* WHAT IS NEEDED
Every line below containing the word "where" should be found and copied.

* Excerpts from a dataset
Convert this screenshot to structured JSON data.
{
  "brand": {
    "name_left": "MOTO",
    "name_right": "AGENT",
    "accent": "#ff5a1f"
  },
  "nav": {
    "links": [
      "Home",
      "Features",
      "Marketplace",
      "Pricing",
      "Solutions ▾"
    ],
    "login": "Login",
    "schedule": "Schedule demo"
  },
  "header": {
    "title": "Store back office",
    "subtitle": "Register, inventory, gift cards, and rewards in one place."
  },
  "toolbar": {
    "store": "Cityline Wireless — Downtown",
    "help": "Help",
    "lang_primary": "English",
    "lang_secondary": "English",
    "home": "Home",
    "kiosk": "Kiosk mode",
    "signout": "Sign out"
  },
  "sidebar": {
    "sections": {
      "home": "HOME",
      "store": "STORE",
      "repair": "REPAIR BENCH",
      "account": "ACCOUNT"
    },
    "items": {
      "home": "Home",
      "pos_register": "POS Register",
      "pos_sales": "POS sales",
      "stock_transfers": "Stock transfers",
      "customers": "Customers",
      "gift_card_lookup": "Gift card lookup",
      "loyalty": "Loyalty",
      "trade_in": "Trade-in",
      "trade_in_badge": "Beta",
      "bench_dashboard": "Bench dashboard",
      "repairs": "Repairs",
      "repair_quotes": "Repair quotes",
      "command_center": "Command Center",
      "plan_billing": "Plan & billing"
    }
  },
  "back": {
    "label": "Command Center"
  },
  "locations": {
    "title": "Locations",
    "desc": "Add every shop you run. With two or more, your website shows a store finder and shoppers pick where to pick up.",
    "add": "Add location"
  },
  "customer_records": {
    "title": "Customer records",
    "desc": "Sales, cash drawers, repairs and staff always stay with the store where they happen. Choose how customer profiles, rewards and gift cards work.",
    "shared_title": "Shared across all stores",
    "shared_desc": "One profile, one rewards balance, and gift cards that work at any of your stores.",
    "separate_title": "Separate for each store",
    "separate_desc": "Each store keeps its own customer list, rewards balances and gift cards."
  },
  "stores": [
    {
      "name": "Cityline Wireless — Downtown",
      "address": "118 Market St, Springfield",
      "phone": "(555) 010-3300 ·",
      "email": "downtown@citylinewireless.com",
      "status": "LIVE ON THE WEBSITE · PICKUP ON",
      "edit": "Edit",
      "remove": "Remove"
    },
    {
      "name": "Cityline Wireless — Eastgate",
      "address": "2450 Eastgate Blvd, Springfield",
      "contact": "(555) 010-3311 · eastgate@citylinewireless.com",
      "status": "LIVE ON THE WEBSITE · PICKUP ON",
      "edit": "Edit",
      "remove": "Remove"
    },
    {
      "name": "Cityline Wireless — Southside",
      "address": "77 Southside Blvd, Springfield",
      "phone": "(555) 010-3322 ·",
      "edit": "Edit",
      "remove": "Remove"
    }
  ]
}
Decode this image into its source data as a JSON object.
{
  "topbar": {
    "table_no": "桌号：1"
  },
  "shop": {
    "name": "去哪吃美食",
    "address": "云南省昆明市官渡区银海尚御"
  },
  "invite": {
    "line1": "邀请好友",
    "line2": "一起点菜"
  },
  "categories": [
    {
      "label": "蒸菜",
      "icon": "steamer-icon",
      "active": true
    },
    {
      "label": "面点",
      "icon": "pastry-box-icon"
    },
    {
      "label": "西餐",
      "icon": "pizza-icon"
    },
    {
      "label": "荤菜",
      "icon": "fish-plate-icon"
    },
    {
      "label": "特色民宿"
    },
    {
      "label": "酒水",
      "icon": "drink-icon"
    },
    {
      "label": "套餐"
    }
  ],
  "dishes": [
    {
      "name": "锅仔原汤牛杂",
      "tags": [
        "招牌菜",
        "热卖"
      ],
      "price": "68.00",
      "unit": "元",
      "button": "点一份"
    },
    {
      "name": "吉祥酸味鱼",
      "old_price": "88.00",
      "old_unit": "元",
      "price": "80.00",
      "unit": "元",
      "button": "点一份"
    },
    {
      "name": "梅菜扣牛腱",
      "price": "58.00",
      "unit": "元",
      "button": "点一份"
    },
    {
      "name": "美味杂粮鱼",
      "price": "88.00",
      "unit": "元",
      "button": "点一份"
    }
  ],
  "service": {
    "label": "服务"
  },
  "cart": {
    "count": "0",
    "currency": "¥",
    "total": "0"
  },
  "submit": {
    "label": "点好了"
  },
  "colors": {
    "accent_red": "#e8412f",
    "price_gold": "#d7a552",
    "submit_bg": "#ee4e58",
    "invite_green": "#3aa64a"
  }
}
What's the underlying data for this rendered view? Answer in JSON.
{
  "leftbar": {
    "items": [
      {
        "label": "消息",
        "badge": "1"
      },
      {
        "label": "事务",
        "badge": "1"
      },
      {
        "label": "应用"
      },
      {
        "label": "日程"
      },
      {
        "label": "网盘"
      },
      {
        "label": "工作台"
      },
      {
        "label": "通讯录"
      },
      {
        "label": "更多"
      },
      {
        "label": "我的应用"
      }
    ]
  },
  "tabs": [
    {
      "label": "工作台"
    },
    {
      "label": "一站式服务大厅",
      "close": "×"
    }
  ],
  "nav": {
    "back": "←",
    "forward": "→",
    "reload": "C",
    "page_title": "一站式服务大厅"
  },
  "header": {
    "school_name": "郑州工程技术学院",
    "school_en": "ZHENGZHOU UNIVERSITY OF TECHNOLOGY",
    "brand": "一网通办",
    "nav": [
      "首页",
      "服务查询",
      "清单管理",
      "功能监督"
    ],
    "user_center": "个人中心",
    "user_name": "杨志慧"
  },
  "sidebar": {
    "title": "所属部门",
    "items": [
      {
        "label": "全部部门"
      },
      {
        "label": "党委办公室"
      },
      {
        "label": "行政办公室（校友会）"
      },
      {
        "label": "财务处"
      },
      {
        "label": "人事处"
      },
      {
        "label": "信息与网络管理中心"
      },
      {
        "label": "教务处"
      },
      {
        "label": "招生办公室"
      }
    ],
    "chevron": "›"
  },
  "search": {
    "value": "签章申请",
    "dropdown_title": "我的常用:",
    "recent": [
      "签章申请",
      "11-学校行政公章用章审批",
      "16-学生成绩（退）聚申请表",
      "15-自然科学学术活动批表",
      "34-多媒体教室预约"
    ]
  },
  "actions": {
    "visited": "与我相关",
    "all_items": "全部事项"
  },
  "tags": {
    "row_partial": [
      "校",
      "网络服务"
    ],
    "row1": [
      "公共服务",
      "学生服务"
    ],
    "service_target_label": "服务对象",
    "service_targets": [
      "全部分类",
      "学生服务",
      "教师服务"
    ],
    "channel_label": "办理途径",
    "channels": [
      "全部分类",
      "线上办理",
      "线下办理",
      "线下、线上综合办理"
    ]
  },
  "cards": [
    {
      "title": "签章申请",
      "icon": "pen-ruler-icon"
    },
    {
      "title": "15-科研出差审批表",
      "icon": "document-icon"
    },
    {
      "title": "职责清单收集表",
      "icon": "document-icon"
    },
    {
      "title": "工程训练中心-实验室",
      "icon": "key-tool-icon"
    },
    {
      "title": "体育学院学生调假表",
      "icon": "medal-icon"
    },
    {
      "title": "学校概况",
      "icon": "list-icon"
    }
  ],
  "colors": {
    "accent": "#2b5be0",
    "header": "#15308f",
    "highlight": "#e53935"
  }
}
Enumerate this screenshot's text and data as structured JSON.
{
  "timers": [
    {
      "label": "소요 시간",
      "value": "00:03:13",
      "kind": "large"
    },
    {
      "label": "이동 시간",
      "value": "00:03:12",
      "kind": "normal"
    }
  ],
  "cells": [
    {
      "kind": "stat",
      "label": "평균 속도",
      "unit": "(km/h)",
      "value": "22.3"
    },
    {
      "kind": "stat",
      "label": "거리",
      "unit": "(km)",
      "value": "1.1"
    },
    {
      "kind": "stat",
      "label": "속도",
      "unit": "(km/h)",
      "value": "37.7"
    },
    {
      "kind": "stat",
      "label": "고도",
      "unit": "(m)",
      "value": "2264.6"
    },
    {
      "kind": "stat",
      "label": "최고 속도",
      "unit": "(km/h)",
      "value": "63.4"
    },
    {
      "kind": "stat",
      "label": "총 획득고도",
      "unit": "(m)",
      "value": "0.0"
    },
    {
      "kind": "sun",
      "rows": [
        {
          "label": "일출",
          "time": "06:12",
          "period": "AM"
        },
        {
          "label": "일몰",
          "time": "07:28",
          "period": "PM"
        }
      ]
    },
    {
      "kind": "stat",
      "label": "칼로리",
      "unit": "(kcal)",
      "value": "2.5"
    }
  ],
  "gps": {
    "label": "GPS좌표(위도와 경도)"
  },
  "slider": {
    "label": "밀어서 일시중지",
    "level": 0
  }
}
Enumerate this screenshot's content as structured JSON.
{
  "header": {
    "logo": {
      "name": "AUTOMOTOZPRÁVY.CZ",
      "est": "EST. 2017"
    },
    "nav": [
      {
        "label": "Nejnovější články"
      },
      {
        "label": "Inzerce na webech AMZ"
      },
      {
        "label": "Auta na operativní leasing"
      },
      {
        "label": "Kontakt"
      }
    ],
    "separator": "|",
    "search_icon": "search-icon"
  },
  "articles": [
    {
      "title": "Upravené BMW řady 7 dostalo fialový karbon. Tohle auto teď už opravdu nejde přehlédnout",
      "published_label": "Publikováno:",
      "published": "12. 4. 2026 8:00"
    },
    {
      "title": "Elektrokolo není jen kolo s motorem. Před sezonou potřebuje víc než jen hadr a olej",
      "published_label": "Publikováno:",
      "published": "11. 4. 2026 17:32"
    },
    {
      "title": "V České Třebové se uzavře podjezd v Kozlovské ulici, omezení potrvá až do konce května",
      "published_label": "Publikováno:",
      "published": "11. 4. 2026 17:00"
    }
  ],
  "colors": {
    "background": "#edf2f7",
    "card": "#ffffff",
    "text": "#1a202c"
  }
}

* EXERCISE RESPONSE
    "desc": "Add every shop you run. With two or more, your website shows a store finder and shoppers pick where to pick up.",
    "desc": "Sales, cash drawers, repairs and staff always stay with the store where they happen. Choose how customer profiles, rewards and gift cards work.",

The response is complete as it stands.